Tuesday, September 22, 2020

This is not kind

New Zealand has a serious homelessness problem, due to skyrocketing rents and a lack of state houses. One of the ways we stick a band-aid on it is to put people up in motels. Previously, they were charged full commercial rates, saddled with odious debt due to the government's failure to provide the services it promised. When public outrage over that cruel policy grew too much, the then-National government was forced to provide emergency housing for free. Which then exposed that the crisis was much bigger than they thought, as demand grew without the threat of eternal debt-slavery to WINZ. Now, the Labour government - one which was supposed to "bring kindness back" - is returning to the policy of charging people for the government's failure:

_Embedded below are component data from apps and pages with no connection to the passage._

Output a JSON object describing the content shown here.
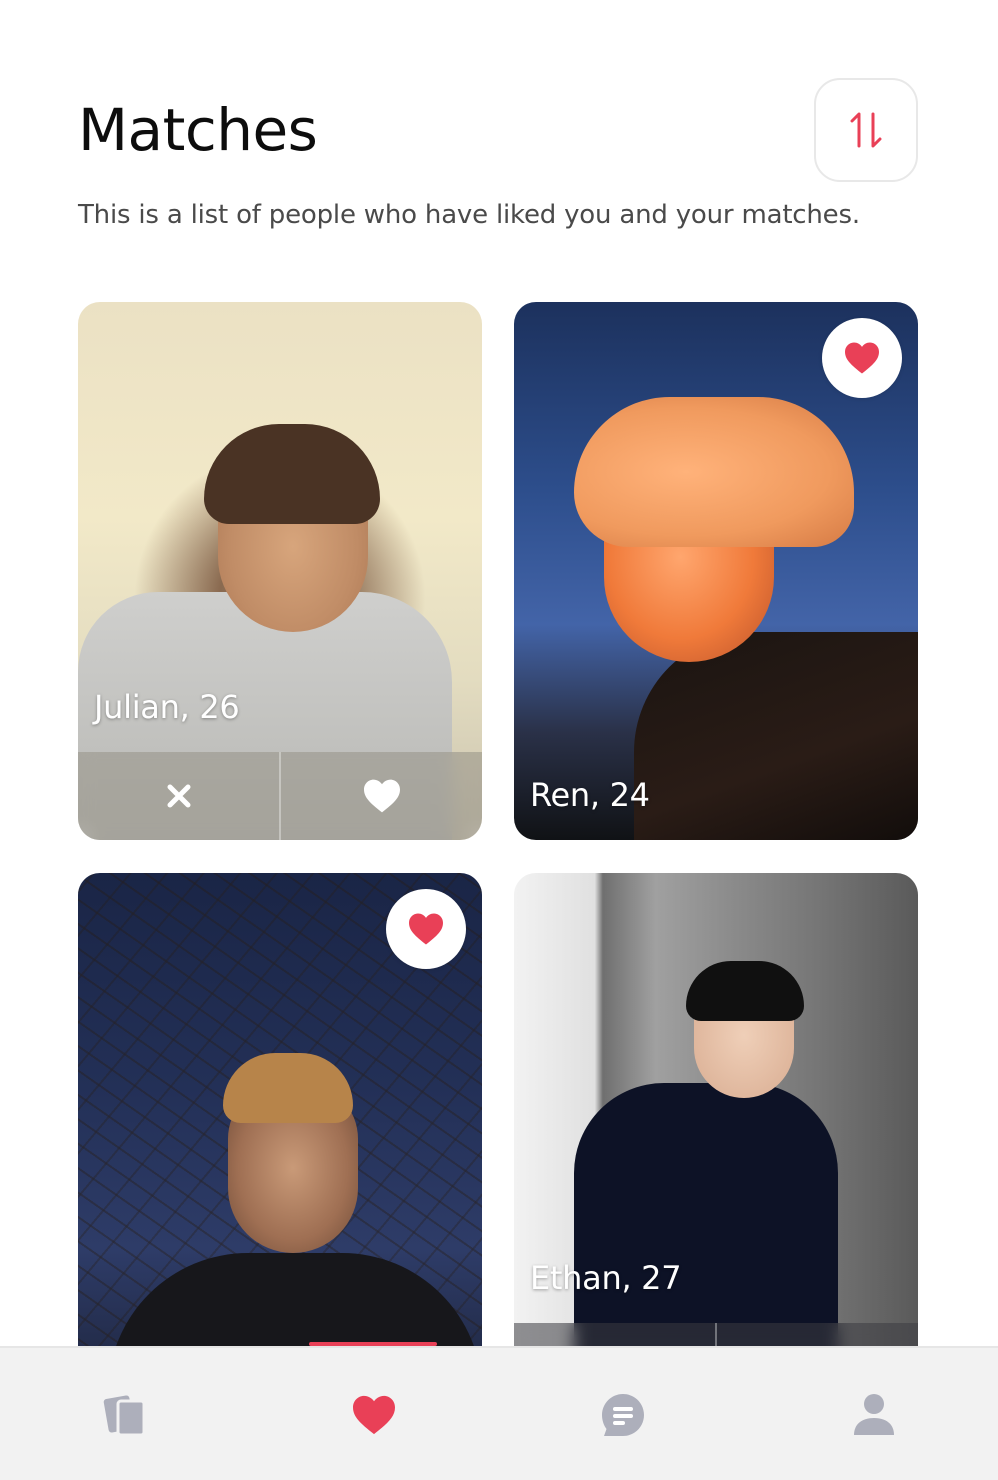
{
  "header": {
    "title": "Matches",
    "subtitle": "This is a list of people who have liked you and your matches."
  },
  "cards": [
    {
      "name_age": "Julian, 26",
      "liked_you": false,
      "has_actions": true
    },
    {
      "name_age": "Ren, 24",
      "liked_you": true,
      "has_actions": false
    },
    {
      "name_age": "",
      "liked_you": true,
      "has_actions": false
    },
    {
      "name_age": "Ethan, 27",
      "liked_you": false,
      "has_actions": true
    }
  ],
  "actions": {
    "dismiss_icon": "close-icon",
    "like_icon": "heart-icon"
  },
  "tabbar": {
    "items": [
      {
        "icon": "cards-icon",
        "active": false
      },
      {
        "icon": "heart-icon",
        "active": true
      },
      {
        "icon": "chat-icon",
        "active": false
      },
      {
        "icon": "profile-icon",
        "active": false
      }
    ]
  },
  "colors": {
    "accent": "#E94057",
    "inactive_icon": "#ADAFBB",
    "tabbar_bg": "#F2F2F2"
  }
}
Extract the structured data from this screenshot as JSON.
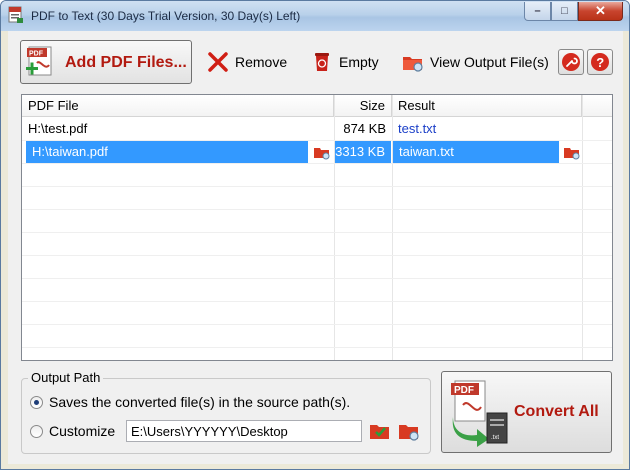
{
  "window": {
    "title": "PDF to Text (30 Days Trial Version, 30 Day(s) Left)",
    "controls": {
      "minimize": "–",
      "maximize": "□",
      "close": "✕"
    }
  },
  "toolbar": {
    "add_label": "Add PDF Files...",
    "remove_label": "Remove",
    "empty_label": "Empty",
    "view_output_label": "View Output File(s)",
    "settings_icon": "wrench-icon",
    "help_icon": "help-icon"
  },
  "file_list": {
    "columns": {
      "file": "PDF File",
      "size": "Size",
      "result": "Result"
    },
    "rows": [
      {
        "file": "H:\\test.pdf",
        "size": "874 KB",
        "result": "test.txt",
        "selected": false
      },
      {
        "file": "H:\\taiwan.pdf",
        "size": "3313 KB",
        "result": "taiwan.txt",
        "selected": true
      }
    ]
  },
  "output_path": {
    "group_label": "Output Path",
    "option_source": "Saves the converted file(s) in the source path(s).",
    "option_customize": "Customize",
    "selected_option": "source",
    "custom_path": "E:\\Users\\YYYYYY\\Desktop"
  },
  "convert": {
    "label": "Convert All"
  },
  "colors": {
    "accent_red": "#b21a10",
    "selection": "#3399ff",
    "link_blue": "#1b3fc8"
  }
}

Now the Labour-led government is pushing ahead with a plan to charge families like hers 25 percent of their income for staying in these emergency motels.

The change was announced in February, set to come into place in March, but was delayed due to Covid-19.

Now it will come into effect on October 19 - two days after the election.

The Government argues it is a question of fairness along with a much-needed incentive to get people out of emergency housing and into private, transitional or social housing.

While income-related, this is still a fundamentally flawed policy, in that no amount of money can incentivise people to find homes that (due to government policy failure) don't exist. Instead, what it will incentivise them to do is not apply for assistance to avoid debt. And that I suspect is the point: discourage applications, get the statistics "back under control", and make the problem "go away" - by sweeping it under the carpet. But in reality, the people deterred from applying will still be living in cars or garages, not the warm, safe homes the government is meant to be providing for them.

This isn't "kindness" - its exactly the same NeoLiberal viciousness practised by National. And we should not accept it. These people need homes. It is the government's job to provide them. If the government can't, then it - rather than its victims - should pay the financial penalty for that failure. It is that simple.